▶ [Source information]:
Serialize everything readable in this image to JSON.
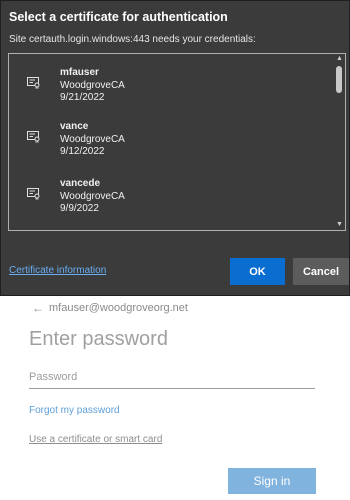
{
  "dialog": {
    "title": "Select a certificate for authentication",
    "subtitle": "Site certauth.login.windows:443 needs your credentials:",
    "certificates": [
      {
        "name": "mfauser",
        "issuer": "WoodgroveCA",
        "date": "9/21/2022"
      },
      {
        "name": "vance",
        "issuer": "WoodgroveCA",
        "date": "9/12/2022"
      },
      {
        "name": "vancede",
        "issuer": "WoodgroveCA",
        "date": "9/9/2022"
      }
    ],
    "cert_info_link": "Certificate information",
    "ok_label": "OK",
    "cancel_label": "Cancel",
    "cert_icon": "certificate-icon"
  },
  "signin": {
    "back_icon": "back-arrow-icon",
    "back_arrow": "←",
    "account": "mfauser@woodgroveorg.net",
    "heading": "Enter password",
    "password_placeholder": "Password",
    "password_value": "",
    "forgot_link": "Forgot my password",
    "cert_link": "Use a certificate or smart card",
    "signin_label": "Sign in"
  },
  "colors": {
    "dialog_bg": "#3b3b3b",
    "ok_blue": "#0a6ed1",
    "cancel_gray": "#5c5c5c",
    "link_blue": "#6aaef2",
    "signin_button": "#80b3de"
  }
}
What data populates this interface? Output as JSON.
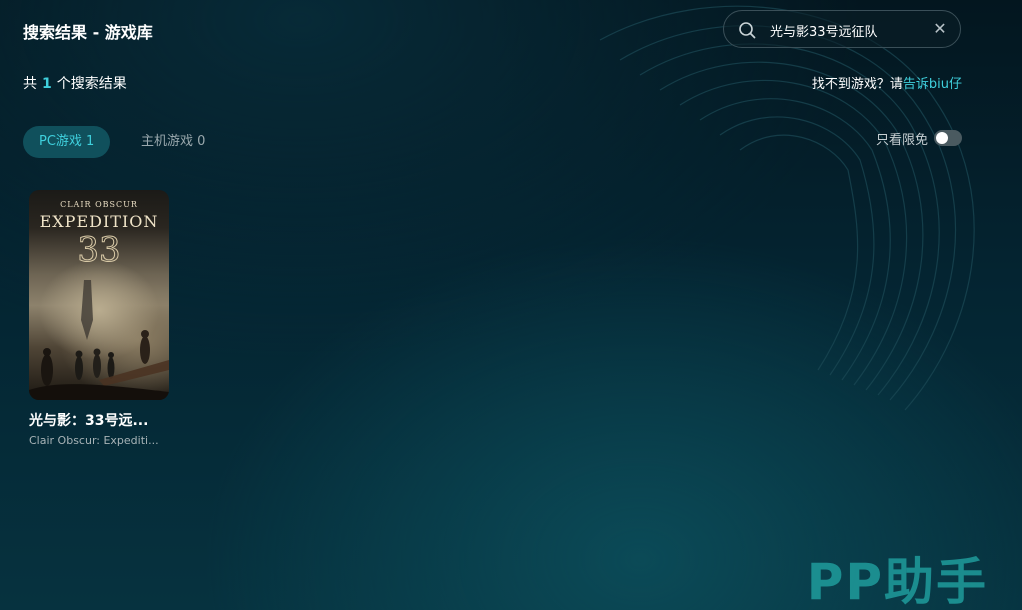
{
  "header": {
    "title": "搜索结果 - 游戏库"
  },
  "search": {
    "value": "光与影33号远征队",
    "placeholder": "",
    "search_icon": "search-icon",
    "clear_icon": "close-icon",
    "clear_label": "✕"
  },
  "results": {
    "prefix": "共",
    "count": "1",
    "suffix": "个搜索结果"
  },
  "feedback": {
    "text": "找不到游戏？请",
    "link": "告诉biu仔"
  },
  "tabs": [
    {
      "label": "PC游戏 1",
      "active": true
    },
    {
      "label": "主机游戏 0",
      "active": false
    }
  ],
  "filter": {
    "label": "只看限免",
    "enabled": false
  },
  "games": [
    {
      "title": "光与影：33号远...",
      "subtitle": "Clair Obscur: Expediti...",
      "cover": {
        "top_text": "CLAIR OBSCUR",
        "title_text": "EXPEDITION",
        "number_text": "33"
      }
    }
  ],
  "brand": {
    "logo": "PP助手"
  },
  "colors": {
    "accent": "#3fd0dd",
    "background": "#042431",
    "tab_active_bg": "#10505c",
    "brand": "#1f9c9c"
  }
}
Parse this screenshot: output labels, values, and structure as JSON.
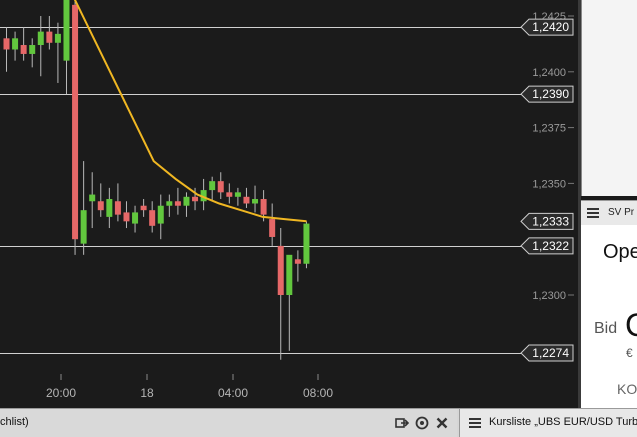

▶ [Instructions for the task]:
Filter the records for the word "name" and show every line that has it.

▶ [Written solution]:
        "name": "mfauser",
        "name": "vance",
        "name": "vancede",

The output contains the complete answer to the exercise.